The Soth End Newspaper
It seems every aspect of American life is undergoing a “Globalization” except one — our literary culture. Explanations for this phenomenon vary, from lack of interest to lack of availability, but one thing is certain: A majority of Americans have a profound disinterest in the literary and cultural works of other countries. >> continue
Six Degrees, Helsinki
Europeans romanticize American Indians but they forget that the Sámi are the indigenous people of the northern countries. What do you think about this?
In Norway people began recognising this connection through a continuous stream of information that I was providing. I truly feel that things are happening and changing in Norway that weren’t even considered ten years ago; not only me, but many Sámi artists think the same.
There is some progress, but do you think it is too late for the younger Sámi generation?
Sadly it is too late for the older generation. However, when I see young children studying the Sámi language in school, like my niece, and I hear how rich she speaks it, I know that they don’t carry the same shame that we did.
Would it be possible for Sámi from different countries to have an independent state?
No, that is a dream but, I don’t know... I don’t think it’s realistic. In 100 years it could happen, but also in 100 years there could be no borders at all - that would be even more perfect. >> continue (updated link)
Utusan Malaysia Online
Women dressed in bright yellow and green swirling skirts joined men in straw hats and colourful cummerbunds, while musicians playing instruments made from bamboo and goatskins led a procession through Victoria.
``The Creoles are a tiny population worldwide, making up only a few million people,'' said Jean Claude Mahoune, an anthropologist and expert on Creole culture at Seychelles' ministry of culture. ``With globalisation and strong western influences, our culture and our language is endangered, if we don't do something to keep everything that is Creole alive,'' he said. >> continue
ap / Corvallis Gazette
He's attacked other monsters and terrorized Japan for decades. Now Godzilla is confronting academics who want to wrestle with his legacy.
The University of Kansas plans to pay homage to the giant lizard later this month, organizing a three-day scholarly conference for the 50th anniversary of his first film. It's not just about celebrating campy creature features. Planners want to provoke discussion of globalization, Japanese pop culture and Japanese-American relations after World War II. Historians, anthropologists and other academics are coming from universities such as Duke, Harvard and Vanderbilt >> continue

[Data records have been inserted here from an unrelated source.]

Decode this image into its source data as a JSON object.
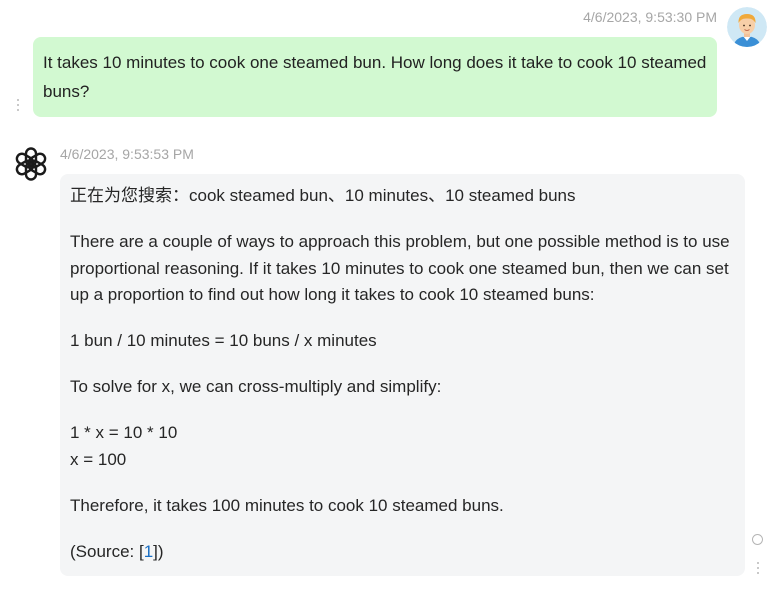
{
  "user_message": {
    "timestamp": "4/6/2023, 9:53:30 PM",
    "text": "It takes 10 minutes to cook one steamed bun. How long does it take to cook 10 steamed buns?"
  },
  "assistant_message": {
    "timestamp": "4/6/2023, 9:53:53 PM",
    "searching": "正在为您搜索：cook steamed bun、10 minutes、10 steamed buns",
    "paragraph_1": "There are a couple of ways to approach this problem, but one possible method is to use proportional reasoning. If it takes 10 minutes to cook one steamed bun, then we can set up a proportion to find out how long it takes to cook 10 steamed buns:",
    "equation": "1 bun / 10 minutes = 10 buns / x minutes",
    "paragraph_2": "To solve for x, we can cross-multiply and simplify:",
    "step_1": "1 * x = 10 * 10",
    "step_2": "x = 100",
    "conclusion": "Therefore, it takes 100 minutes to cook 10 steamed buns.",
    "source_prefix": "(Source: [",
    "source_link": "1",
    "source_suffix": "])"
  },
  "icons": {
    "user_avatar": "user-avatar-icon",
    "assistant_avatar": "openai-logo-icon",
    "more_menu": "more-vertical-icon",
    "status": "loading-circle-icon"
  },
  "colors": {
    "user_bubble": "#d2f9d1",
    "assistant_bubble": "#f4f5f6",
    "timestamp": "#a6a6a6",
    "link": "#1a6fc4"
  }
}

With the increase in the population, Kathmandu valley's dynamics and structures of population have changed. New migrant families are coming up and the structures of old families are transforming from extended ones to nucleus. The family relation is no more confined to a particular locality and caste as it has become heterogeneous in nature. Many families even have married relations to international families.
Since valley has turned into a metropolitan, one can witness the transformation taking place in our age-old rituals, festivals and cultures. From celebrating rituals to marriage, the valley has seen drastic and dramatic transformation. Traditional systems are fading away and new system is gradually replacing the older one. As usual, Kathmandu valley is embracing change keeping intact its tradition of harmony and accommodation >> continue
Zaman Daily, Turkey
Being the meeting point for many peoples and cultures in global tourism activity, Antalya and its environs are turning into a permanent homeland. People from different cultures, nations and with different mentalities, continuously buy land in Antalya, choosing it as their second homeland. Like a junction, Turkey is hosting a new sociological structure that came along with globalization >>continue
Fiona Moore, Anthropology Matters 1 (2004)
Transnational business people are seldom studied by anthropologists. Here, I examine the role that two ‘global cities’ — London and Frankfurt — play in the lives of a group of employees from a German transnational financial corporation. In researching transnational groups, anthropologists need to think less in terms of ‘global’ versus ‘local’, and more in terms of complex relationships between groups of varying degrees and kinds of globalisation.